Position paper: GDPR enforcement done right

There is an urgent need to enhance legal certainty and prevent actions that undermine the effectiveness of and trust in GDPR enforcement. EDRi and Access Now have co-drafted a position paper on the EU Proposal for additional procedural rules concerning the General Data Protection Regulation (GDPR).

By EDRi · May 8, 2024

This position paper responds to the acknowledgment within the data protection community that the full potential of the landmark European Union (EU) data protection law, the GDPR, has yet to be fully realised. The GDPR is a vital instrument to protect people’s rights – not only to data protection, but to other fundamental rights that can be unduly limited by the unlawful processing of their data.

Read the position paper

Specifically, this paper addresses the challenges posed by cross-border and national procedures, which often become cumbersome and excessively lengthy, failing to yield positive outcomes and presenting significant hurdles for people seeking to regain control over their information.

There is an urgent need to enhance legal certainty and prevent actions that undermine the effectiveness of and trust in GDPR enforcement.

While recognising that the European Commission’s Proposal to strengthen GDPR enforcement is a significant opportunity, this paper also acknowledges the text’s insufficiencies. As such, we present recommendations aimed at guiding inter-institutional negotiations to shape a Regulation that truly ensures an efficient and rights-respecting GDPR enforcement.

These recommendations are focused on the need for clear rules and deadlines for all involved DPAs and parties, with a key aim of fostering transparency and accountability within the regulatory framework.
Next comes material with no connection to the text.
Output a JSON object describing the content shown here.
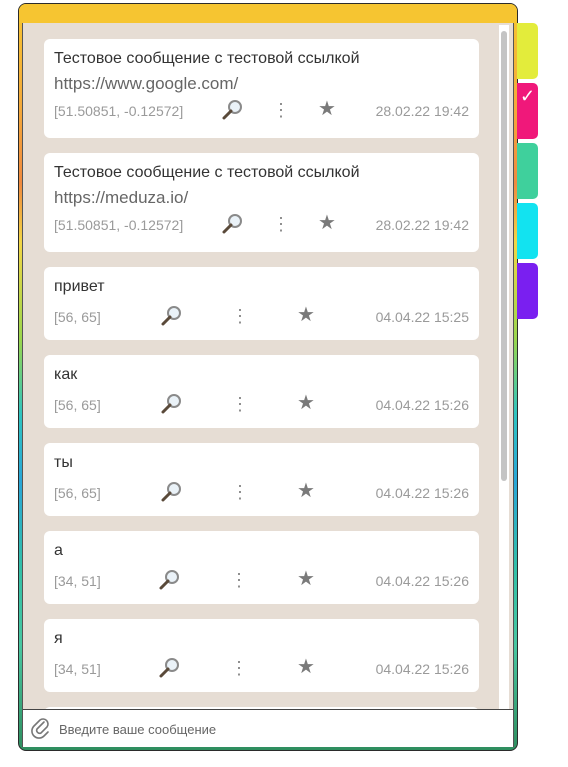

  • The Proposal should have harmonised both cross-border and national procedures. At this stage, co-legislators should at a minimum ensure the full harmonisation of cross-border procedures, thereby clearly addressing and governing conflicts of law through the establishment of minimum standards and the equivalence principle.
  • The right to lodge a complaint should be fully harmonised for both national and cross-border complaints and the Regulation should provide common standards on how to file and treat a complaint;
  • Data subjects should be provided with clear information on how to exercise their right to lodge a complaint in any official European Economic Area (EEA) language of their choosing.
  • Equal rights to be heard should be guaranteed to both parties throughout the entire complaint procedure.
  • Both parties should continuously be granted access to documents pertaining to the cases. The Regulation should mandate the creation of a Joint Case File to facilitate this access;
  • Any limitation to the right to access files should only be justifiable only if the restrictions are strictly necessary and proportionate;
  • The Regulation should not permit the party under investigation to exploit confidentiality in order to undermine the rights of the complainant.
  • The Regulation should guarantee that a reasoned decision is consistently provided to the parties within a reasonable time-frame;
  • The Regulation should grant parties the right to judicial remedy when Supervisor Authorities (SAs) fail to act within a reasonable time;
  • SAs must keep parties updated and informed regarding the progress of the case;
  • The Regulation should reflect that amicable settlements are mutual agreements reached between the complainant and the party under investigation, with consensus from all parties involved. 
  • There is a necessity for enhanced early cooperation among SAs, with a focus on making collaboration more immediate and closely knit;
  • Cooperation should be all-encompassing, spanning across all cases, and discretionary pre-eminent powers should not be granted to Lead Supervisory Authorities (LSAs);
  • The exchange of information plays a pivotal role in fostering cooperation, which would be improved by the above-mentioned establishment of a Joint Case File;
  • Cooperation should also be actively promoted between SAs and other pertinent Member States or EU institutions, especially the European Data Protection Supervisor (EDPS);
  • The European Data Protection Board (EDPB) should assume a more central and expanded role beyond the specific actions outlined by the GDPR, in order to sufficiently regulate the new stages of the procedure.
  • The five stages of the procedure should be marked by deadlines, primarily imposed on LSAs. These deadlines could be extended in the presence of justification, especially in the context of highly-complex cases. For less intricate cases, the overall duration will be restricted, ensuring the rights of the parties are not compromised. See suggestions for deadlines in Section 8.